Can Adjusting the Phase of My Subwoofer Fix the Sound
There are quite a few controls on most subwoofers. One that gets the least attention is the phase control. Phase can be adjusted on your subwoofer in usually one of two ways – a simple 0° or 180° switch or some sort of knob. The knob will, again, allow you to adjust from 0° to 180°. But what does all that mean? What does it do? Can adjusting the phase of your subwoofer really fix your sound? Let’s discuss.
What Does Adjusting the Phase Do?
We’ve talked about phase before in relation to your speakers. With speaker phase, we are concerned that your speakers are wired properly. There is no phase control with your speakers. With subwoofers, phase and delay can be thought of as the same thing. By changing the phase of your subwoofer, you are, in essence, delaying the sound from leaving the subwoofer. This delay is not large. Think a few milliseconds.
Why Might You Adjust Your Subwoofer’s Phase
Most of the time, you wouldn’t need to adjust your subwoofer’s phase to fix your sound. Your AV receiver already does this with the distance setting. The distance setting delays the sound leaving your subwoofer in the same way as a phase switch or knob. Controlling them separately usually isn’t necessary.
You may find, after you run your AV receiver’s room correction program that the bass in your seat sounds weird. It is inconsistent. Overly loud at some frequencies and far too soft at others. Normally, we’d tell you to re-run your room correction (make sure to follow our guide), but suppose you’ve already done that. Why might your bass sound this way?
Your room correction is trying to make the bass in your room as even as possible. Depending on your room, that might not be all that even. Based on its programming, it will do the best it can. What is “best” to it, might not sound “best” to you. Adjusting your phase might actually make this uneven bass sound a bit better. It does this primarily by moving the overly loud bass to frequencies that you don’t notice as regularly. Adjusting the phase doesn’t actually change or fix the sound of your subwoofer, it just moves the unevenness around.
What About Dual Subwoofer Systems

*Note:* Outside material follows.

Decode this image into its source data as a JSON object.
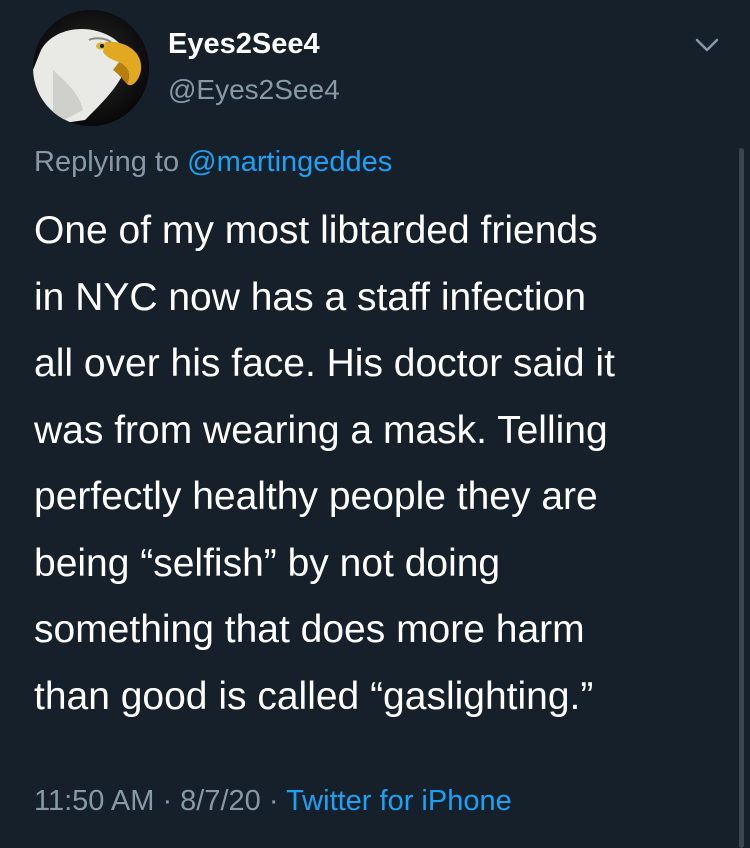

All of the above is assuming you have a single subwoofer system. In a dual subwoofer system, adjusting the phase on one of your subwoofers can be an integral part of the calibration experience. When subwoofers are placed in non-rectangular rooms or placed in non-optimal ways, then adjusting the phase on one of the two subwoofers can make a big difference. Follow our dual subwoofer setup guide for specifics.